#### Work to be completed:
I need all the entries repeated exactly as written.
----
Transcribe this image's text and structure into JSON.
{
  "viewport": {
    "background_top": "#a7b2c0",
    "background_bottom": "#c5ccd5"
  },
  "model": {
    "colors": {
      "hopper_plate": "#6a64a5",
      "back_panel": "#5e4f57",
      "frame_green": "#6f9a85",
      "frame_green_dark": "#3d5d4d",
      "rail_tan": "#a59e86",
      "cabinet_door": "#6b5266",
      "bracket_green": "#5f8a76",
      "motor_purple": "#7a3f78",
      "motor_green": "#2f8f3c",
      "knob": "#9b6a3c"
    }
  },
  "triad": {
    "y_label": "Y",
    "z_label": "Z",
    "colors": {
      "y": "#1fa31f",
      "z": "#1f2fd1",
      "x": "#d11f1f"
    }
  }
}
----
#### Solution:
Transcribe this image's text and structure into JSON.
{
  "viewport": {
    "background_top": "#a7b2c0",
    "background_bottom": "#c5ccd5"
  },
  "model": {
    "colors": {
      "hopper_plate": "#6a64a5",
      "back_panel": "#5e4f57",
      "frame_green": "#6f9a85",
      "frame_green_dark": "#3d5d4d",
      "rail_tan": "#a59e86",
      "cabinet_door": "#6b5266",
      "bracket_green": "#5f8a76",
      "motor_purple": "#7a3f78",
      "motor_green": "#2f8f3c",
      "knob": "#9b6a3c"
    }
  },
  "triad": {
    "y_label": "Y",
    "z_label": "Z",
    "colors": {
      "y": "#1fa31f",
      "z": "#1f2fd1",
      "x": "#d11f1f"
    }
  }
}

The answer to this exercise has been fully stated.